→ **Activity**
Restate all of the entries verbatim.

→ **Records for processing**
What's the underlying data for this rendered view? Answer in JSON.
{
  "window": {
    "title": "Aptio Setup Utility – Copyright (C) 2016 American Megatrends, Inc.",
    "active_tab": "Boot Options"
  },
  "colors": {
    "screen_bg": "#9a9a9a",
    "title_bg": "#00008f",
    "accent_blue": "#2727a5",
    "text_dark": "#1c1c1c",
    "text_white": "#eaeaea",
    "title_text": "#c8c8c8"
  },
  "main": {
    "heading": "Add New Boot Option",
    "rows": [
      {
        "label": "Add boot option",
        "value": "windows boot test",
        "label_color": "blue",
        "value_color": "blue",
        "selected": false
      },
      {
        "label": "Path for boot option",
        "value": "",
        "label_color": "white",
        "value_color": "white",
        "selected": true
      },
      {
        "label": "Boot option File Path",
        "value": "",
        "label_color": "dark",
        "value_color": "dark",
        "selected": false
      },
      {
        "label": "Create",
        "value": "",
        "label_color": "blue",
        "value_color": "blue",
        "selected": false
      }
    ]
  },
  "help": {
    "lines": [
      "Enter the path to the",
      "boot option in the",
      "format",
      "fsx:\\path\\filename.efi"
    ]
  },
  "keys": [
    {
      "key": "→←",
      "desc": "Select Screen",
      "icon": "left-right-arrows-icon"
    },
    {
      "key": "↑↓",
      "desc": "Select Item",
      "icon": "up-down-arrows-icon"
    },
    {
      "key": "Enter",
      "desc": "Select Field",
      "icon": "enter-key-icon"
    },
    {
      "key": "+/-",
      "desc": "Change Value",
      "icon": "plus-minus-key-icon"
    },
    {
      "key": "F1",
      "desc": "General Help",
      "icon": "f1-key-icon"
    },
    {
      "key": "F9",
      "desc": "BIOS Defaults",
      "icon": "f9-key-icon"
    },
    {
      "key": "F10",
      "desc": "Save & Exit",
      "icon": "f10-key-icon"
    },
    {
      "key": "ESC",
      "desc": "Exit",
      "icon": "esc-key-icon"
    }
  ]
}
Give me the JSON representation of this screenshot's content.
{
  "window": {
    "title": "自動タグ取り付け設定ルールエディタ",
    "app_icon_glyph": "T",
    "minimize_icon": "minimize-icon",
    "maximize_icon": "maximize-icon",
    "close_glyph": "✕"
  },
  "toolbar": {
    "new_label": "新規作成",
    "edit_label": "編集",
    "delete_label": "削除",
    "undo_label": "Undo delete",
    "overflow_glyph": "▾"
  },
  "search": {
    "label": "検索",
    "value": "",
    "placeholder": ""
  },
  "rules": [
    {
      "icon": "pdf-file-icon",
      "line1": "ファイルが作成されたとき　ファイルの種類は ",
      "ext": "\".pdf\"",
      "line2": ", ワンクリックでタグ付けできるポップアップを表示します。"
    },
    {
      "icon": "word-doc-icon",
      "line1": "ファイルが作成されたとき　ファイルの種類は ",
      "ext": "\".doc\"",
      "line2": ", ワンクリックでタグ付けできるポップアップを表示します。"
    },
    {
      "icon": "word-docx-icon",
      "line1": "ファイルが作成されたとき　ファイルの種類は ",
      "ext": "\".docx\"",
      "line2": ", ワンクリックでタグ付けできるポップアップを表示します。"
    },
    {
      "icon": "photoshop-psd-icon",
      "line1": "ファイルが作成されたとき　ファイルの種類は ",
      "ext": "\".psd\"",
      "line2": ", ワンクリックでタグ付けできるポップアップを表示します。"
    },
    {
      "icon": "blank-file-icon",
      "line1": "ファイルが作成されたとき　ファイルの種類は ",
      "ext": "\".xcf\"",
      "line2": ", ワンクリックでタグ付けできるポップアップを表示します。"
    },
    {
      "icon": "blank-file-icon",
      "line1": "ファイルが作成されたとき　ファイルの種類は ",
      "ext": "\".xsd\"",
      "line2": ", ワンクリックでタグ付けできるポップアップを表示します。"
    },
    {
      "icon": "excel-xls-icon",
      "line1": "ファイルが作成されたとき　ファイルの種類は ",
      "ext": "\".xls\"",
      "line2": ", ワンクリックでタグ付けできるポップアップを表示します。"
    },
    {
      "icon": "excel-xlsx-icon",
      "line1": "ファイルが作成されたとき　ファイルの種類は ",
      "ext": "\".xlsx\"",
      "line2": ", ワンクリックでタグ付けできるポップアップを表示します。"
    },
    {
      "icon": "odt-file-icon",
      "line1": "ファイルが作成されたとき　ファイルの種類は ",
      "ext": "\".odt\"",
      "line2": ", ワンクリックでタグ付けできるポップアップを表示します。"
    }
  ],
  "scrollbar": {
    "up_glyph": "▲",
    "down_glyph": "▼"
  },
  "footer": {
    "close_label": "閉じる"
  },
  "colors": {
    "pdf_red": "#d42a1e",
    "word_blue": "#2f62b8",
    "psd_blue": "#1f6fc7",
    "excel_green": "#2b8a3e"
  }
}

→ **Solution to the exercise**
What's the underlying data for this rendered view? Answer in JSON.
{
  "window": {
    "title": "Aptio Setup Utility – Copyright (C) 2016 American Megatrends, Inc.",
    "active_tab": "Boot Options"
  },
  "colors": {
    "screen_bg": "#9a9a9a",
    "title_bg": "#00008f",
    "accent_blue": "#2727a5",
    "text_dark": "#1c1c1c",
    "text_white": "#eaeaea",
    "title_text": "#c8c8c8"
  },
  "main": {
    "heading": "Add New Boot Option",
    "rows": [
      {
        "label": "Add boot option",
        "value": "windows boot test",
        "label_color": "blue",
        "value_color": "blue",
        "selected": false
      },
      {
        "label": "Path for boot option",
        "value": "",
        "label_color": "white",
        "value_color": "white",
        "selected": true
      },
      {
        "label": "Boot option File Path",
        "value": "",
        "label_color": "dark",
        "value_color": "dark",
        "selected": false
      },
      {
        "label": "Create",
        "value": "",
        "label_color": "blue",
        "value_color": "blue",
        "selected": false
      }
    ]
  },
  "help": {
    "lines": [
      "Enter the path to the",
      "boot option in the",
      "format",
      "fsx:\\path\\filename.efi"
    ]
  },
  "keys": [
    {
      "key": "→←",
      "desc": "Select Screen",
      "icon": "left-right-arrows-icon"
    },
    {
      "key": "↑↓",
      "desc": "Select Item",
      "icon": "up-down-arrows-icon"
    },
    {
      "key": "Enter",
      "desc": "Select Field",
      "icon": "enter-key-icon"
    },
    {
      "key": "+/-",
      "desc": "Change Value",
      "icon": "plus-minus-key-icon"
    },
    {
      "key": "F1",
      "desc": "General Help",
      "icon": "f1-key-icon"
    },
    {
      "key": "F9",
      "desc": "BIOS Defaults",
      "icon": "f9-key-icon"
    },
    {
      "key": "F10",
      "desc": "Save & Exit",
      "icon": "f10-key-icon"
    },
    {
      "key": "ESC",
      "desc": "Exit",
      "icon": "esc-key-icon"
    }
  ]
}
Give me the JSON representation of this screenshot's content.
{
  "window": {
    "title": "自動タグ取り付け設定ルールエディタ",
    "app_icon_glyph": "T",
    "minimize_icon": "minimize-icon",
    "maximize_icon": "maximize-icon",
    "close_glyph": "✕"
  },
  "toolbar": {
    "new_label": "新規作成",
    "edit_label": "編集",
    "delete_label": "削除",
    "undo_label": "Undo delete",
    "overflow_glyph": "▾"
  },
  "search": {
    "label": "検索",
    "value": "",
    "placeholder": ""
  },
  "rules": [
    {
      "icon": "pdf-file-icon",
      "line1": "ファイルが作成されたとき　ファイルの種類は ",
      "ext": "\".pdf\"",
      "line2": ", ワンクリックでタグ付けできるポップアップを表示します。"
    },
    {
      "icon": "word-doc-icon",
      "line1": "ファイルが作成されたとき　ファイルの種類は ",
      "ext": "\".doc\"",
      "line2": ", ワンクリックでタグ付けできるポップアップを表示します。"
    },
    {
      "icon": "word-docx-icon",
      "line1": "ファイルが作成されたとき　ファイルの種類は ",
      "ext": "\".docx\"",
      "line2": ", ワンクリックでタグ付けできるポップアップを表示します。"
    },
    {
      "icon": "photoshop-psd-icon",
      "line1": "ファイルが作成されたとき　ファイルの種類は ",
      "ext": "\".psd\"",
      "line2": ", ワンクリックでタグ付けできるポップアップを表示します。"
    },
    {
      "icon": "blank-file-icon",
      "line1": "ファイルが作成されたとき　ファイルの種類は ",
      "ext": "\".xcf\"",
      "line2": ", ワンクリックでタグ付けできるポップアップを表示します。"
    },
    {
      "icon": "blank-file-icon",
      "line1": "ファイルが作成されたとき　ファイルの種類は ",
      "ext": "\".xsd\"",
      "line2": ", ワンクリックでタグ付けできるポップアップを表示します。"
    },
    {
      "icon": "excel-xls-icon",
      "line1": "ファイルが作成されたとき　ファイルの種類は ",
      "ext": "\".xls\"",
      "line2": ", ワンクリックでタグ付けできるポップアップを表示します。"
    },
    {
      "icon": "excel-xlsx-icon",
      "line1": "ファイルが作成されたとき　ファイルの種類は ",
      "ext": "\".xlsx\"",
      "line2": ", ワンクリックでタグ付けできるポップアップを表示します。"
    },
    {
      "icon": "odt-file-icon",
      "line1": "ファイルが作成されたとき　ファイルの種類は ",
      "ext": "\".odt\"",
      "line2": ", ワンクリックでタグ付けできるポップアップを表示します。"
    }
  ],
  "scrollbar": {
    "up_glyph": "▲",
    "down_glyph": "▼"
  },
  "footer": {
    "close_label": "閉じる"
  },
  "colors": {
    "pdf_red": "#d42a1e",
    "word_blue": "#2f62b8",
    "psd_blue": "#1f6fc7",
    "excel_green": "#2b8a3e"
  }
}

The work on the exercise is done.